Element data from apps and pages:
• • • •

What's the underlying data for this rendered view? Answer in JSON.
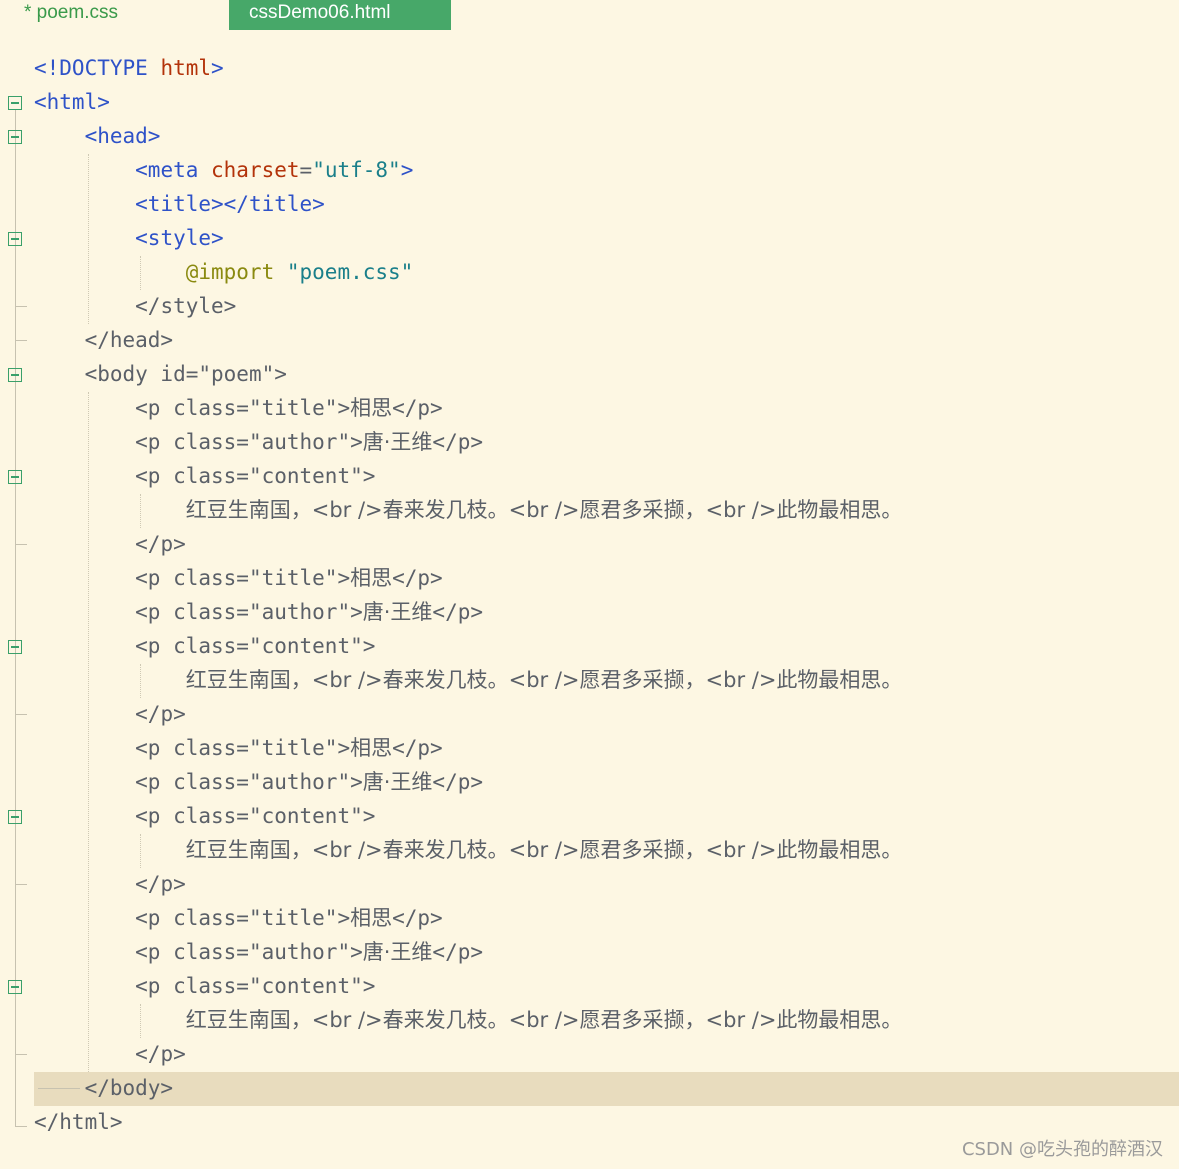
{
  "tabs": [
    {
      "label": "* poem.css",
      "active": false
    },
    {
      "label": "cssDemo06.html",
      "active": true
    }
  ],
  "code": {
    "doctype_open": "<!DOCTYPE",
    "doctype_html": " html",
    "doctype_close": ">",
    "html_open": "<html>",
    "head_open": "<head>",
    "meta_open": "<meta",
    "meta_attr": " charset",
    "meta_eq": "=",
    "meta_val": "\"utf-8\"",
    "meta_close": ">",
    "title_tag": "<title></title>",
    "style_open": "<style>",
    "import_kw": "@import",
    "import_val": " \"poem.css\"",
    "style_close": "</style>",
    "head_close": "</head>",
    "body_open": "<body id=\"poem\">",
    "p_title_open": "<p class=\"title\">",
    "title_text": "相思",
    "p_close": "</p>",
    "p_author_open": "<p class=\"author\">",
    "author_text": "唐·王维",
    "p_content_open": "<p class=\"content\">",
    "content_line": "红豆生南国，<br />春来发几枝。<br />愿君多采撷，<br />此物最相思。",
    "body_close": "</body>",
    "html_close": "</html>"
  },
  "watermark": "CSDN @吃头孢的醉酒汉",
  "colors": {
    "background": "#fdf7e3",
    "active_tab": "#47a869",
    "tag": "#2e52c8",
    "keyword": "#b3330a",
    "string": "#1a7f8a",
    "text": "#5b6068",
    "current_line": "#e8dcbe"
  }
}
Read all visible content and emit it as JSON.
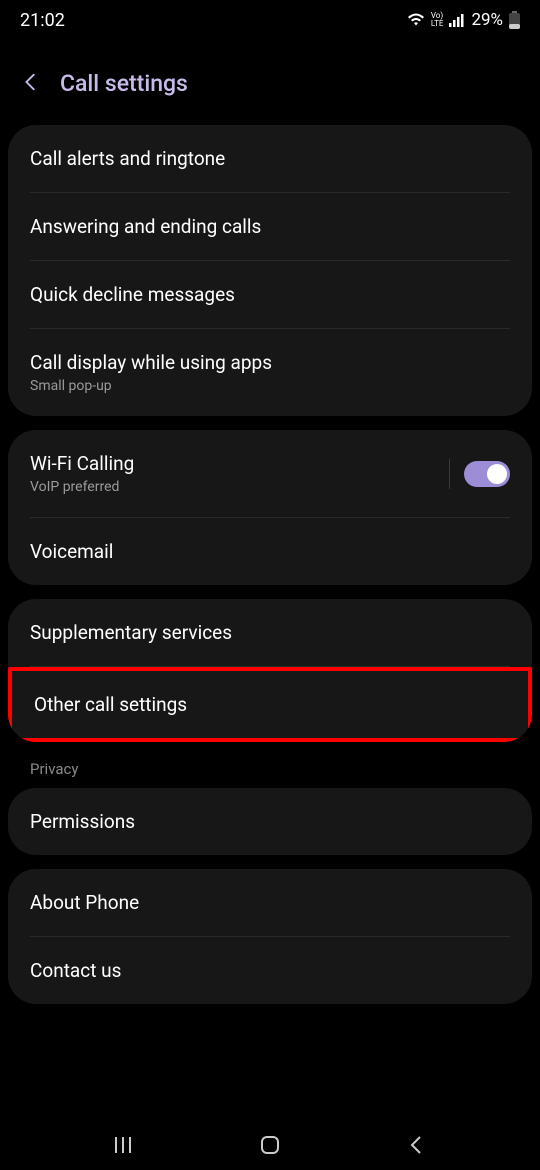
{
  "status": {
    "time": "21:02",
    "battery": "29%"
  },
  "header": {
    "title": "Call settings"
  },
  "groups": [
    {
      "items": [
        {
          "title": "Call alerts and ringtone"
        },
        {
          "title": "Answering and ending calls"
        },
        {
          "title": "Quick decline messages"
        },
        {
          "title": "Call display while using apps",
          "subtitle": "Small pop-up"
        }
      ]
    },
    {
      "items": [
        {
          "title": "Wi-Fi Calling",
          "subtitle": "VoIP preferred",
          "toggle": true
        },
        {
          "title": "Voicemail"
        }
      ]
    },
    {
      "items": [
        {
          "title": "Supplementary services"
        },
        {
          "title": "Other call settings",
          "highlight": true
        }
      ]
    }
  ],
  "privacy": {
    "label": "Privacy",
    "items": [
      {
        "title": "Permissions"
      }
    ]
  },
  "about": {
    "items": [
      {
        "title": "About Phone"
      },
      {
        "title": "Contact us"
      }
    ]
  }
}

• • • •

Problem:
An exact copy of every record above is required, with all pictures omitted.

Solved problem:
What's the underlying data for this rendered view? Answer in JSON.
{
  "tabs": [
    {
      "label": "* poem.css",
      "active": false
    },
    {
      "label": "cssDemo06.html",
      "active": true
    }
  ],
  "code": {
    "doctype_open": "<!DOCTYPE",
    "doctype_html": " html",
    "doctype_close": ">",
    "html_open": "<html>",
    "head_open": "<head>",
    "meta_open": "<meta",
    "meta_attr": " charset",
    "meta_eq": "=",
    "meta_val": "\"utf-8\"",
    "meta_close": ">",
    "title_tag": "<title></title>",
    "style_open": "<style>",
    "import_kw": "@import",
    "import_val": " \"poem.css\"",
    "style_close": "</style>",
    "head_close": "</head>",
    "body_open": "<body id=\"poem\">",
    "p_title_open": "<p class=\"title\">",
    "title_text": "相思",
    "p_close": "</p>",
    "p_author_open": "<p class=\"author\">",
    "author_text": "唐·王维",
    "p_content_open": "<p class=\"content\">",
    "content_line": "红豆生南国，<br />春来发几枝。<br />愿君多采撷，<br />此物最相思。",
    "body_close": "</body>",
    "html_close": "</html>"
  },
  "watermark": "CSDN @吃头孢的醉酒汉",
  "colors": {
    "background": "#fdf7e3",
    "active_tab": "#47a869",
    "tag": "#2e52c8",
    "keyword": "#b3330a",
    "string": "#1a7f8a",
    "text": "#5b6068",
    "current_line": "#e8dcbe"
  }
}
Read all visible content and emit it as JSON.
{
  "status": {
    "time": "21:02",
    "battery": "29%"
  },
  "header": {
    "title": "Call settings"
  },
  "groups": [
    {
      "items": [
        {
          "title": "Call alerts and ringtone"
        },
        {
          "title": "Answering and ending calls"
        },
        {
          "title": "Quick decline messages"
        },
        {
          "title": "Call display while using apps",
          "subtitle": "Small pop-up"
        }
      ]
    },
    {
      "items": [
        {
          "title": "Wi-Fi Calling",
          "subtitle": "VoIP preferred",
          "toggle": true
        },
        {
          "title": "Voicemail"
        }
      ]
    },
    {
      "items": [
        {
          "title": "Supplementary services"
        },
        {
          "title": "Other call settings",
          "highlight": true
        }
      ]
    }
  ],
  "privacy": {
    "label": "Privacy",
    "items": [
      {
        "title": "Permissions"
      }
    ]
  },
  "about": {
    "items": [
      {
        "title": "About Phone"
      },
      {
        "title": "Contact us"
      }
    ]
  }
}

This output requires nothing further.